The discovery of a copper cylinder, which has the year ‘1818’ and word ‘danger’ inscribed on it alongwith a skull and crossbones sign, at Bhagabangola in Murshidabad district on August 6 has created a flutter among scientists and the state administration.
The Murshidabad district police recovered the cylinder from two smugglers, who claimed to have bought it from a trader of antiques. Police then called scientists of Variable Cyclotron Energy Centre under Atomic Energy Commission at Salt Lake to examine whether there was any radioactive object inside the cylinder.
The object is believed to be dating back to the era of East India Company.
“On August 6, I received a call from Superintendent of Murshidabad Police Humayun Kabir who wanted the object to be examined for radioactivity. I told him to get it brought here, but he said they had quarantined the cylinder and policemen were afraid to go near it. On August 7, I sent a team of scientists, armed with protective gear. They found an electronic device placed inside the hollow object. It might be old. Only archaeologists can date it. But we can vouch that there was no radioactive object inside it,’’ D K Srivastav, director of the Centre, told The Indian Express.
When contacted, Humayun Kabir said more investigation was needed to determine the age of the object. “Now we will either send it to ASI or some other agency because more tests need to be done.
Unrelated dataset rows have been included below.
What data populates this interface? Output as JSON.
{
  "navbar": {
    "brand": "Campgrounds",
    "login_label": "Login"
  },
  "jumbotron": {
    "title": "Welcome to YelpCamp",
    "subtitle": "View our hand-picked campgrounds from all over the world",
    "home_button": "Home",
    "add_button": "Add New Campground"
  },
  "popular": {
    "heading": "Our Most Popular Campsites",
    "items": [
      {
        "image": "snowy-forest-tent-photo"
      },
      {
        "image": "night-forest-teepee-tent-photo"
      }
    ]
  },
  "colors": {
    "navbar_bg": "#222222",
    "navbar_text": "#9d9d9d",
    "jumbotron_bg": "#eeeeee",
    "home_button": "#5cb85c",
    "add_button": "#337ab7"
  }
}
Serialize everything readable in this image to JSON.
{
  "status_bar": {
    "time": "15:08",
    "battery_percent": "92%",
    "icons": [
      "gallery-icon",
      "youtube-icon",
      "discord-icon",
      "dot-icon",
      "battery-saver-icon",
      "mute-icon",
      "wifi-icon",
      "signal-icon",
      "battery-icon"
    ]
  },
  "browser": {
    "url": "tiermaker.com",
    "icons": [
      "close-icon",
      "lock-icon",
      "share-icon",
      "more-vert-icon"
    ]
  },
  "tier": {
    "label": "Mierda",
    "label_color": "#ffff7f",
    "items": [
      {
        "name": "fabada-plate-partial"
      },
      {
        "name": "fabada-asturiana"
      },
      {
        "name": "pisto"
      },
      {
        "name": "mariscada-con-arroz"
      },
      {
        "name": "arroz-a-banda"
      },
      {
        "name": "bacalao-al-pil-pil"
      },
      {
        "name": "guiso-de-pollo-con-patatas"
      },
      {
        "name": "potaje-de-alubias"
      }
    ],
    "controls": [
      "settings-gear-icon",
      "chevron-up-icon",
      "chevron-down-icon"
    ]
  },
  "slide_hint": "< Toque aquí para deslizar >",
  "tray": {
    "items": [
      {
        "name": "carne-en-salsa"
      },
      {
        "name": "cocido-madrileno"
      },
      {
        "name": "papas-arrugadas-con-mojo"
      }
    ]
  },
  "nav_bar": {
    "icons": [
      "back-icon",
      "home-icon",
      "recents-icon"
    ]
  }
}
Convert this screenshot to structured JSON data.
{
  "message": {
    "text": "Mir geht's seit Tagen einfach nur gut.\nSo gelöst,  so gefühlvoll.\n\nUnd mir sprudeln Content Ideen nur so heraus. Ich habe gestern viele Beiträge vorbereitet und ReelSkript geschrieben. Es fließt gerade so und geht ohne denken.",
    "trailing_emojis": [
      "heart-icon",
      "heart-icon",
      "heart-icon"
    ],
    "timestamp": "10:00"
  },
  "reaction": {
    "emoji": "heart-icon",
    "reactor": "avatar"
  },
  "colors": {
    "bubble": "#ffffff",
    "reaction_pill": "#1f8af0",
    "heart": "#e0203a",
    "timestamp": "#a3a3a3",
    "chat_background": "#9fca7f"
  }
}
But, now we can heave a sigh of relief as it is not radioactive,’’ Kabir said.
Antiques are periodically discovered from Murshidabad which was seat of the last Nawab of Bengal presidency, Siraj-uj-Daulah who was defeated by an English army led by Robert Clive in the Battle of Plassey in 1757.
Two days later at Bhagabangola itself, Siraj was caught and beaten to death by Miran, son of Mir Zafar, a general in the Nawab army. After Siraj, Mir Zafar became the Nawab of Bengal, Bihar and Orissa.
Even during the Gupta period (4th century-5th century), times of King Shasanka, the Paul dynasty and Sen dynasty, (6th century-13th century) Murshidabad (then Karna Subarna) and its adjoining areas were prosperous areas with flourishing trade and booming agriculture.